You’ve got red on you! The making of a geek

I recently got around to reading You’ve Got Red On You, the making of Shaun of the Dead, by Clark Collis – Shaun of the Dead is one of my all time favourite films, and my absolute favourite zombie movie. This was such a good read, and I loved hearing more about Edgar Wright, SimonPegg & Nick Frost, and all the other amazing people who made this film possible.

I have so much to thank these guys for. I remember watching Spaced for the first time sometime in 2004 (even though it was released in 1999).

I’d moved to London for law school in the late Summer of 2003 and met James, my future husband, on my birthday in November 2003. It was just after England had won the rugby World Cup, and James was still high on the win sporting his sparkling white England replica shirt, as well as a very Simon Pegg-esq hair style and beard!

He and his flat mates were all super nerds, and they introduced me to Spaced as well as things such as the Game Cube’s Smash Bros Melee and a range of cult classic.

Watching Spaced was unlike anything I’d seen before: truly mesmerising, and I immediately connected with the characters and the world that I was seeing brought to life on the screen, and the peppering of references to movies I’d grown up with and loved just brought me so much joy.

It literally changed my life. For the first time in my life, I started to fully embrace being a nerd, having suppressed most of my nerdy feelings for much of my late teenage years and early Uni days, because you really were mocked for such things back then. Young nerds of today really don’t understand how tough it was for us back then.

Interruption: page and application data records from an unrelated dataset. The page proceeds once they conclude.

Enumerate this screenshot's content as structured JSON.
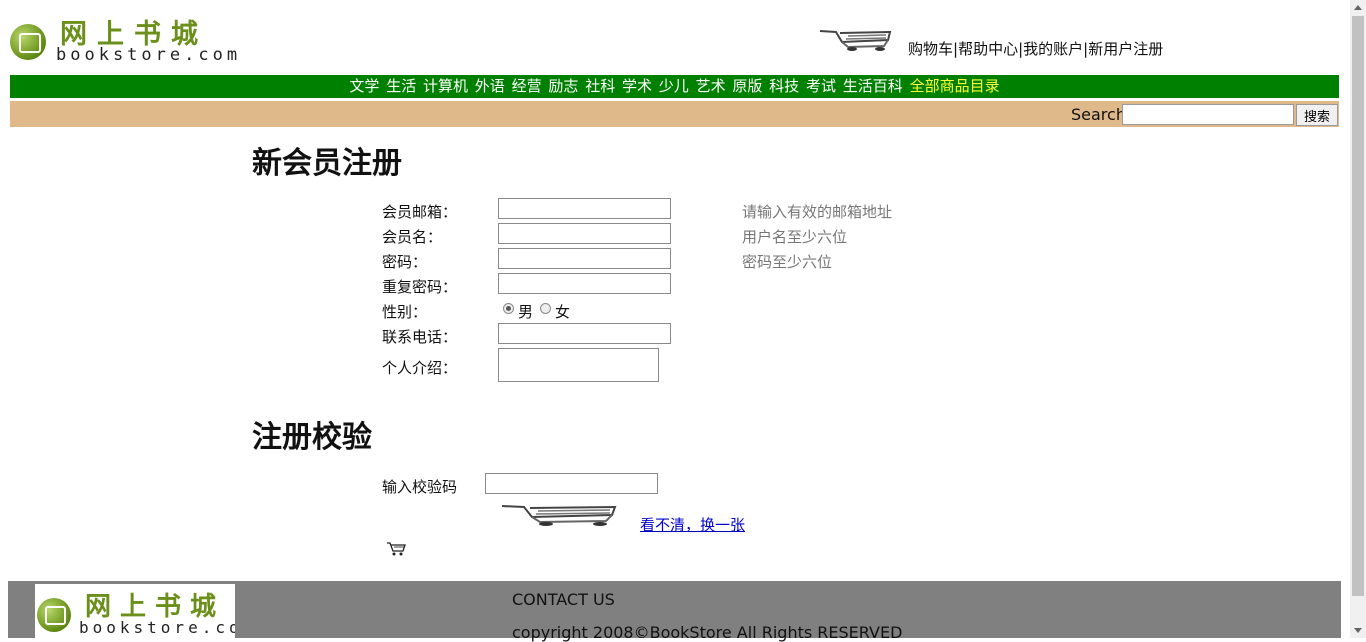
{
  "header": {
    "logo_cn": "网上书城",
    "logo_en": "bookstore.com",
    "links": [
      "购物车",
      "帮助中心",
      "我的账户",
      "新用户注册"
    ],
    "separator": "|"
  },
  "nav": {
    "items": [
      "文学",
      "生活",
      "计算机",
      "外语",
      "经营",
      "励志",
      "社科",
      "学术",
      "少儿",
      "艺术",
      "原版",
      "科技",
      "考试",
      "生活百科"
    ],
    "all_label": "全部商品目录",
    "bg_color": "#008000",
    "highlight_color": "#ffff33"
  },
  "search": {
    "label": "Search",
    "button": "搜索",
    "bar_color": "#dfb98a"
  },
  "register": {
    "title": "新会员注册",
    "email_label": "会员邮箱：",
    "email_hint": "请输入有效的邮箱地址",
    "username_label": "会员名：",
    "username_hint": "用户名至少六位",
    "password_label": "密码：",
    "password_hint": "密码至少六位",
    "repassword_label": "重复密码：",
    "gender_label": "性别：",
    "gender_male": "男",
    "gender_female": "女",
    "phone_label": "联系电话：",
    "intro_label": "个人介绍："
  },
  "verify": {
    "title": "注册校验",
    "code_label": "输入校验码",
    "refresh_link": "看不清，换一张"
  },
  "footer": {
    "logo_cn": "网上书城",
    "logo_en": "bookstore.com",
    "contact": "CONTACT US",
    "copyright": "copyright 2008©BookStore All Rights RESERVED",
    "bg_color": "#808080"
  }
}
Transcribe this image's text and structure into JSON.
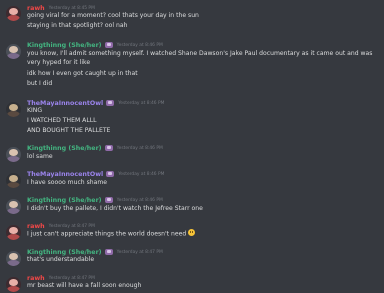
{
  "messages": [
    {
      "username": "rawh",
      "color": "#f04747",
      "avatar": "rawh",
      "badge": false,
      "timestamp": "Yesterday at 8:45 PM",
      "lines": [
        "going viral for a moment? cool thats your day in the sun",
        "staying in that spotlight? ool nah"
      ]
    },
    {
      "username": "Kingthinng (She/her)",
      "color": "#43b581",
      "avatar": "king",
      "badge": true,
      "timestamp": "Yesterday at 8:46 PM",
      "lines": [
        "you know, I'll admit something myself. I watched Shane Dawson's Jake Paul documentary as it came out and was very hyped for it like",
        "idk how I even got caught up in that",
        "but I did"
      ]
    },
    {
      "username": "TheMayaInnocentOwl",
      "color": "#9b84ec",
      "avatar": "maya",
      "badge": true,
      "timestamp": "Yesterday at 8:46 PM",
      "lines": [
        "KING",
        "I WATCHED THEM ALLL",
        "AND BOUGHT THE PALLETE"
      ]
    },
    {
      "username": "Kingthinng (She/her)",
      "color": "#43b581",
      "avatar": "king",
      "badge": true,
      "timestamp": "Yesterday at 8:46 PM",
      "lines": [
        "lol same"
      ]
    },
    {
      "username": "TheMayaInnocentOwl",
      "color": "#9b84ec",
      "avatar": "maya",
      "badge": true,
      "timestamp": "Yesterday at 8:46 PM",
      "lines": [
        "I have soooo much shame"
      ]
    },
    {
      "username": "Kingthinng (She/her)",
      "color": "#43b581",
      "avatar": "king",
      "badge": true,
      "timestamp": "Yesterday at 8:46 PM",
      "lines": [
        "I didn't buy the pallete, I didn't watch the Jefree Starr one"
      ]
    },
    {
      "username": "rawh",
      "color": "#f04747",
      "avatar": "rawh",
      "badge": false,
      "timestamp": "Yesterday at 8:47 PM",
      "lines": [
        "I just can't appreciate things the world doesn't need"
      ],
      "emoji": "slightly-smiling-face-icon"
    },
    {
      "username": "Kingthinng (She/her)",
      "color": "#43b581",
      "avatar": "king",
      "badge": true,
      "timestamp": "Yesterday at 8:47 PM",
      "lines": [
        "that's understandable"
      ]
    },
    {
      "username": "rawh",
      "color": "#f04747",
      "avatar": "rawh",
      "badge": false,
      "timestamp": "Yesterday at 8:47 PM",
      "lines": [
        "mr beast will have a fall soon enough"
      ]
    }
  ]
}
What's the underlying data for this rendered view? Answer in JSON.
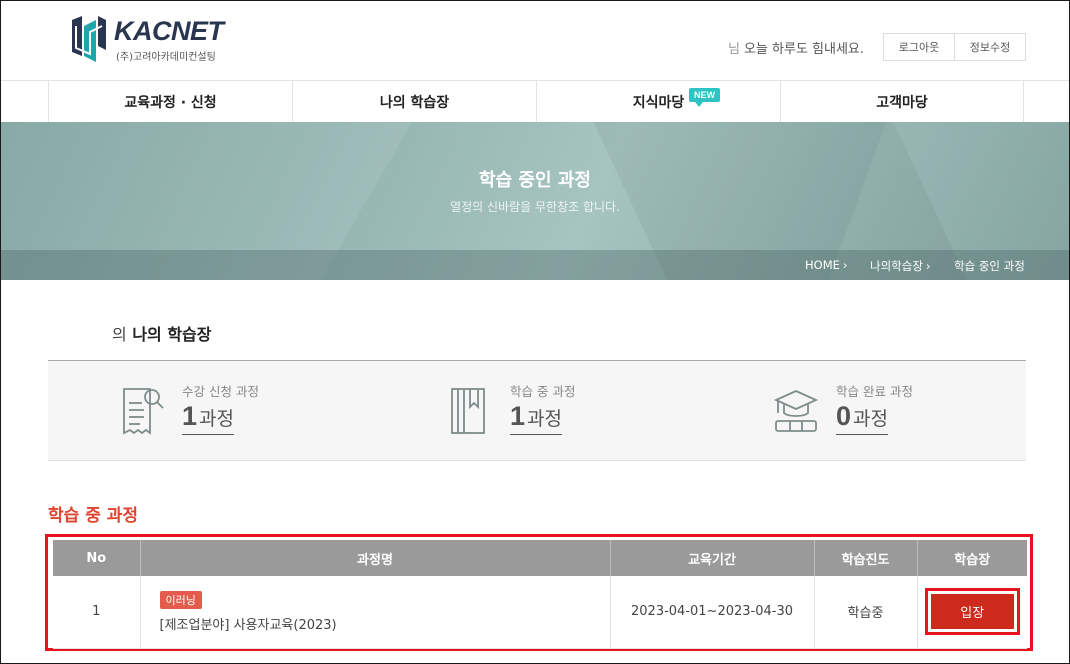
{
  "header": {
    "logo_name": "KACNET",
    "logo_sub": "(주)고려아카데미컨설팅",
    "greeting_prefix": "님",
    "greeting": "오늘 하루도 힘내세요.",
    "logout_label": "로그아웃",
    "edit_info_label": "정보수정"
  },
  "nav": {
    "items": [
      {
        "label": "교육과정 · 신청"
      },
      {
        "label": "나의 학습장"
      },
      {
        "label": "지식마당",
        "badge": "NEW"
      },
      {
        "label": "고객마당"
      }
    ]
  },
  "banner": {
    "title": "학습 중인 과정",
    "subtitle": "열정의 신바람을 무한창조 합니다.",
    "breadcrumb": [
      "HOME",
      "나의학습장",
      "학습 중인 과정"
    ]
  },
  "my_study": {
    "title_prefix": "의",
    "title": "나의 학습장",
    "summary": [
      {
        "label": "수강 신청 과정",
        "count": "1",
        "unit": "과정",
        "icon": "application-form-icon"
      },
      {
        "label": "학습 중 과정",
        "count": "1",
        "unit": "과정",
        "icon": "book-icon"
      },
      {
        "label": "학습 완료 과정",
        "count": "0",
        "unit": "과정",
        "icon": "graduation-cap-icon"
      }
    ]
  },
  "courses": {
    "title": "학습 중 과정",
    "columns": [
      "No",
      "과정명",
      "교육기간",
      "학습진도",
      "학습장"
    ],
    "rows": [
      {
        "no": "1",
        "tag": "이러닝",
        "name": "[제조업분야] 사용자교육(2023)",
        "period": "2023-04-01~2023-04-30",
        "progress": "학습중",
        "action": "입장"
      }
    ]
  },
  "colors": {
    "accent_red": "#e0432f",
    "button_red": "#cc2a1d",
    "highlight_border": "#e8131d",
    "new_badge": "#2ec3c4",
    "banner_teal": "#93b4b0",
    "table_header": "#9a9a9a"
  }
}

Had I not met James and his friends in 2003, and watching Spaced for the first time, I am not sure I would be the same person I am today. I now love being involved with Star Trek podcasts, attending cons and being a huge Star Wars fan. I cannot thank the enthusiasm and vision of Edgar Wright, Nick Frost, Simon Pegg & Jessica Hynes et al, enough.

Sadly, I was a year too late for getting involved in the filming of Shaun of the Dead (which looked like so much fun!), but nonetheless we were all super excited when we heard the film was coming out, and headed over to one of Leicester Square’s cinemas on the weekend of its release. We became huge fans of the Cornetto Trilogy from that moment on and, for that matter, of all of Edgar Wright’s movies since. We even had the privilege to speak with George Romero in London one year about his movies and how he’d inspired Shaun. We did also meet Nick Frost in Kew Gardens in February once (or at least James did as I hovered back as I was too shy to go up to him). I wish I’d gone to say hello!

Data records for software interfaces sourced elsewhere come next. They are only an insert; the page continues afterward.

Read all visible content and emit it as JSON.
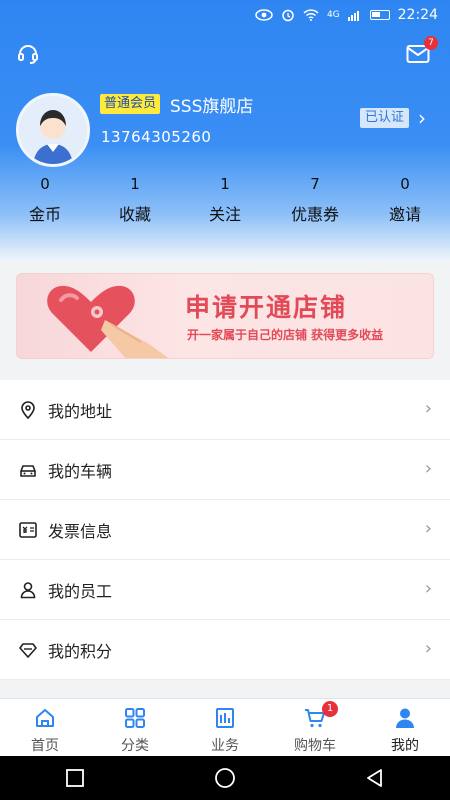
{
  "status_bar": {
    "time": "22:24",
    "signal": "4G",
    "signal_sub": "ull"
  },
  "header": {
    "mail_badge": "7",
    "member_level": "普通会员",
    "shop_name": "SSS旗舰店",
    "phone": "13764305260",
    "verified": "已认证",
    "chevron": "›"
  },
  "stats": [
    {
      "value": "0",
      "label": "金币"
    },
    {
      "value": "1",
      "label": "收藏"
    },
    {
      "value": "1",
      "label": "关注"
    },
    {
      "value": "7",
      "label": "优惠券"
    },
    {
      "value": "0",
      "label": "邀请"
    }
  ],
  "banner": {
    "title": "申请开通店铺",
    "subtitle": "开一家属于自己的店铺  获得更多收益"
  },
  "menu": [
    {
      "label": "我的地址",
      "icon": "location-pin-icon"
    },
    {
      "label": "我的车辆",
      "icon": "car-icon"
    },
    {
      "label": "发票信息",
      "icon": "invoice-icon"
    },
    {
      "label": "我的员工",
      "icon": "person-icon"
    },
    {
      "label": "我的积分",
      "icon": "diamond-icon"
    }
  ],
  "menu_chevron": "›",
  "tabs": [
    {
      "label": "首页",
      "icon": "home-icon"
    },
    {
      "label": "分类",
      "icon": "grid-icon"
    },
    {
      "label": "业务",
      "icon": "building-icon"
    },
    {
      "label": "购物车",
      "icon": "cart-icon",
      "badge": "1"
    },
    {
      "label": "我的",
      "icon": "user-icon",
      "active": true
    }
  ],
  "colors": {
    "primary": "#2f86f2",
    "accent_red": "#e34a57",
    "badge_red": "#e8303a",
    "member_yellow": "#ffe93c"
  }
}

The book is definitely a must read for any fan of this movie, or the work of those who made it happen. The unique style of Edgar’s directing is just so engaging and I loved how the book talks about his inspiration and approach to storytelling. I particularly loved looking at the storyboards. I even noticed Edgar’s style being used again in the latest Stranger Things episodes when they were in the pizza restaurant: the fast moving and interweaving shots between the two groups of characters was so obviously a tribute to Edgar’s style of filmmaking and his love of all things retro.

Thank you all once again for giving us nerds our own safe place in the world and for giving us permission to be ourselves.

Leave a Reply

Fill in your details below or click an icon to log in: Logo

You are commenting using your account. Log Out /  Change )

Twitter picture

You are commenting using your Twitter account. Log Out /  Change )

Facebook photo

You are commenting using your Facebook account. Log Out /  Change )

Connecting to %s